» The data
*****
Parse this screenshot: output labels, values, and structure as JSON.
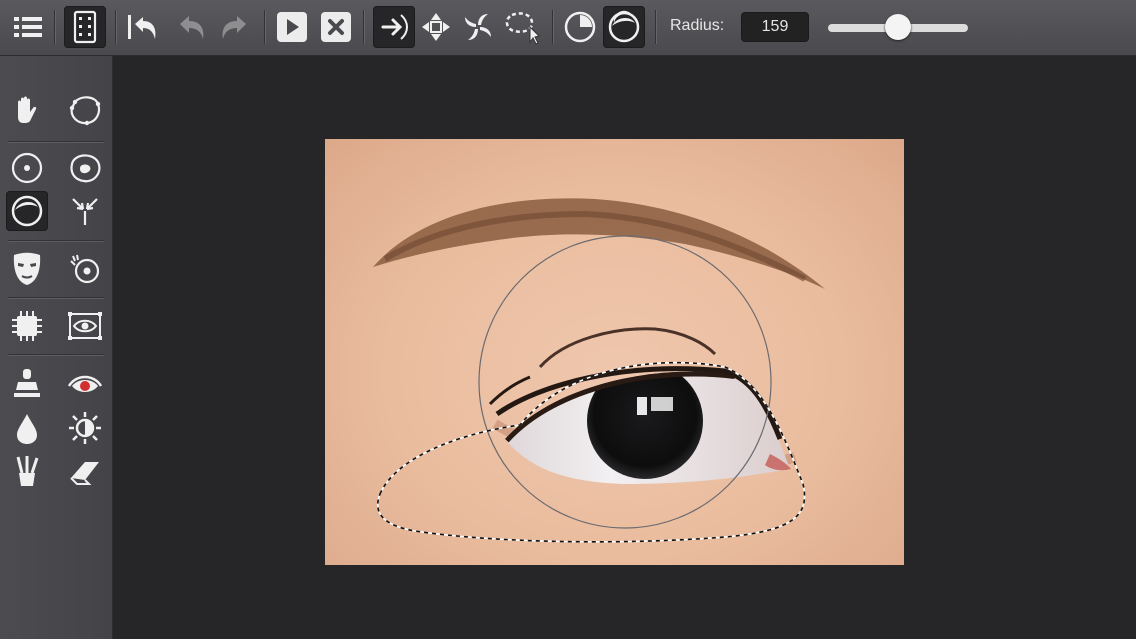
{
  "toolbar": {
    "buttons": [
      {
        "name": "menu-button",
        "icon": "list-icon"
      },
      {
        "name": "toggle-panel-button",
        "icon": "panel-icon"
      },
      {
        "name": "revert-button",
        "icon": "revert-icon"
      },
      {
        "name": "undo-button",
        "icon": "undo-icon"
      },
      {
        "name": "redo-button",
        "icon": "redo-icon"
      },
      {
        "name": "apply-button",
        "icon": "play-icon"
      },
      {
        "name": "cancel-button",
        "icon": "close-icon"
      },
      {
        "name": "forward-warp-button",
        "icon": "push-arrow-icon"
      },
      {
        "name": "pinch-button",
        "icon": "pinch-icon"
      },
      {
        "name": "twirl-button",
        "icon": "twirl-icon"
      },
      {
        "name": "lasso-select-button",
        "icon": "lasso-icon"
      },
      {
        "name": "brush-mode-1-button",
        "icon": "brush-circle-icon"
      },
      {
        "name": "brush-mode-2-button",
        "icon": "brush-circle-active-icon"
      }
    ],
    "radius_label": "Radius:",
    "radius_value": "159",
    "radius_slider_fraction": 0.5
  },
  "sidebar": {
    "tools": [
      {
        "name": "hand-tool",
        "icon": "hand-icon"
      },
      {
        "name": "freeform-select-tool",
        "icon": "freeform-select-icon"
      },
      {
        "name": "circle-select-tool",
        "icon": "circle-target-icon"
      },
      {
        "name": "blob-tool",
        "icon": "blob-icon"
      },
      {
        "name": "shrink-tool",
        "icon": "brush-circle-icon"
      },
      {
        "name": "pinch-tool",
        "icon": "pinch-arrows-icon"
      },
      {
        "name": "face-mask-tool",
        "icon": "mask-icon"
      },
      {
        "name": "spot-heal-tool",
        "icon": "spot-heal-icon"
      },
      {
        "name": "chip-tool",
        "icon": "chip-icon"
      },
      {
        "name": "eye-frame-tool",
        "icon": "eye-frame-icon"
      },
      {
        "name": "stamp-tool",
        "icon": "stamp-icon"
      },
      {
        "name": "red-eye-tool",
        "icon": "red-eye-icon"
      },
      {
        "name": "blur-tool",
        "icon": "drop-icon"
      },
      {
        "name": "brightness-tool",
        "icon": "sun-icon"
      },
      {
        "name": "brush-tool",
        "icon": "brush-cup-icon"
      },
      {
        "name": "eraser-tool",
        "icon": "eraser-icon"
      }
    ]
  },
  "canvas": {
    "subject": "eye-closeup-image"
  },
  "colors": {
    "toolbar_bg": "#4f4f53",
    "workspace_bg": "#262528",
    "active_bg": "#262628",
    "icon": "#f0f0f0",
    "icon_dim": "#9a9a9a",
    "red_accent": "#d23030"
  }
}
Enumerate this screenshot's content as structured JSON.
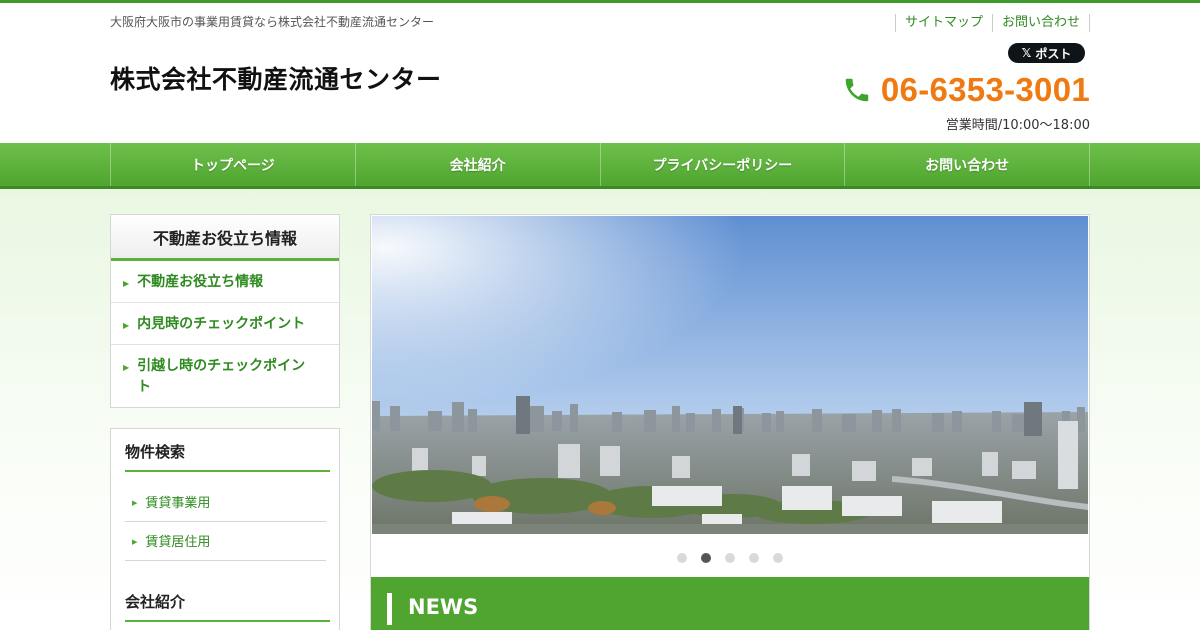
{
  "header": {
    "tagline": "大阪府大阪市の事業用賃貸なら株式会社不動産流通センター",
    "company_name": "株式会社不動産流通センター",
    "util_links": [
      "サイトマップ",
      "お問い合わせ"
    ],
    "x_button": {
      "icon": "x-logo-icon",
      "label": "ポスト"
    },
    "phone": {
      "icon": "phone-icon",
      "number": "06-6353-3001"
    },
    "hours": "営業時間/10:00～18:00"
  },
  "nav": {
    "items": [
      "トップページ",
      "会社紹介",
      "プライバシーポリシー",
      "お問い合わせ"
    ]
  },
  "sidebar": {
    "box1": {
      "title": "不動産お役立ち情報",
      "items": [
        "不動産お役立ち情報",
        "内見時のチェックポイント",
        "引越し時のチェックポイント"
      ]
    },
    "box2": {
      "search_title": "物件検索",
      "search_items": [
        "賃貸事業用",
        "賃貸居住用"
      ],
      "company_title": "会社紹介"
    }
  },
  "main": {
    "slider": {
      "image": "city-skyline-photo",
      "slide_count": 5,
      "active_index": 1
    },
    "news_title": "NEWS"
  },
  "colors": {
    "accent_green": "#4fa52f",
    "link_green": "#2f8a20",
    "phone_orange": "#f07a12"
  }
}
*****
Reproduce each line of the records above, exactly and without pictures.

» Exercise solution
Parse this screenshot: output labels, values, and structure as JSON.
{
  "toolbar": {
    "buttons": [
      {
        "name": "menu-button",
        "icon": "list-icon"
      },
      {
        "name": "toggle-panel-button",
        "icon": "panel-icon"
      },
      {
        "name": "revert-button",
        "icon": "revert-icon"
      },
      {
        "name": "undo-button",
        "icon": "undo-icon"
      },
      {
        "name": "redo-button",
        "icon": "redo-icon"
      },
      {
        "name": "apply-button",
        "icon": "play-icon"
      },
      {
        "name": "cancel-button",
        "icon": "close-icon"
      },
      {
        "name": "forward-warp-button",
        "icon": "push-arrow-icon"
      },
      {
        "name": "pinch-button",
        "icon": "pinch-icon"
      },
      {
        "name": "twirl-button",
        "icon": "twirl-icon"
      },
      {
        "name": "lasso-select-button",
        "icon": "lasso-icon"
      },
      {
        "name": "brush-mode-1-button",
        "icon": "brush-circle-icon"
      },
      {
        "name": "brush-mode-2-button",
        "icon": "brush-circle-active-icon"
      }
    ],
    "radius_label": "Radius:",
    "radius_value": "159",
    "radius_slider_fraction": 0.5
  },
  "sidebar": {
    "tools": [
      {
        "name": "hand-tool",
        "icon": "hand-icon"
      },
      {
        "name": "freeform-select-tool",
        "icon": "freeform-select-icon"
      },
      {
        "name": "circle-select-tool",
        "icon": "circle-target-icon"
      },
      {
        "name": "blob-tool",
        "icon": "blob-icon"
      },
      {
        "name": "shrink-tool",
        "icon": "brush-circle-icon"
      },
      {
        "name": "pinch-tool",
        "icon": "pinch-arrows-icon"
      },
      {
        "name": "face-mask-tool",
        "icon": "mask-icon"
      },
      {
        "name": "spot-heal-tool",
        "icon": "spot-heal-icon"
      },
      {
        "name": "chip-tool",
        "icon": "chip-icon"
      },
      {
        "name": "eye-frame-tool",
        "icon": "eye-frame-icon"
      },
      {
        "name": "stamp-tool",
        "icon": "stamp-icon"
      },
      {
        "name": "red-eye-tool",
        "icon": "red-eye-icon"
      },
      {
        "name": "blur-tool",
        "icon": "drop-icon"
      },
      {
        "name": "brightness-tool",
        "icon": "sun-icon"
      },
      {
        "name": "brush-tool",
        "icon": "brush-cup-icon"
      },
      {
        "name": "eraser-tool",
        "icon": "eraser-icon"
      }
    ]
  },
  "canvas": {
    "subject": "eye-closeup-image"
  },
  "colors": {
    "toolbar_bg": "#4f4f53",
    "workspace_bg": "#262528",
    "active_bg": "#262628",
    "icon": "#f0f0f0",
    "icon_dim": "#9a9a9a",
    "red_accent": "#d23030"
  }
}
Enumerate this screenshot's content as structured JSON.
{
  "header": {
    "tagline": "大阪府大阪市の事業用賃貸なら株式会社不動産流通センター",
    "company_name": "株式会社不動産流通センター",
    "util_links": [
      "サイトマップ",
      "お問い合わせ"
    ],
    "x_button": {
      "icon": "x-logo-icon",
      "label": "ポスト"
    },
    "phone": {
      "icon": "phone-icon",
      "number": "06-6353-3001"
    },
    "hours": "営業時間/10:00～18:00"
  },
  "nav": {
    "items": [
      "トップページ",
      "会社紹介",
      "プライバシーポリシー",
      "お問い合わせ"
    ]
  },
  "sidebar": {
    "box1": {
      "title": "不動産お役立ち情報",
      "items": [
        "不動産お役立ち情報",
        "内見時のチェックポイント",
        "引越し時のチェックポイント"
      ]
    },
    "box2": {
      "search_title": "物件検索",
      "search_items": [
        "賃貸事業用",
        "賃貸居住用"
      ],
      "company_title": "会社紹介"
    }
  },
  "main": {
    "slider": {
      "image": "city-skyline-photo",
      "slide_count": 5,
      "active_index": 1
    },
    "news_title": "NEWS"
  },
  "colors": {
    "accent_green": "#4fa52f",
    "link_green": "#2f8a20",
    "phone_orange": "#f07a12"
  }
}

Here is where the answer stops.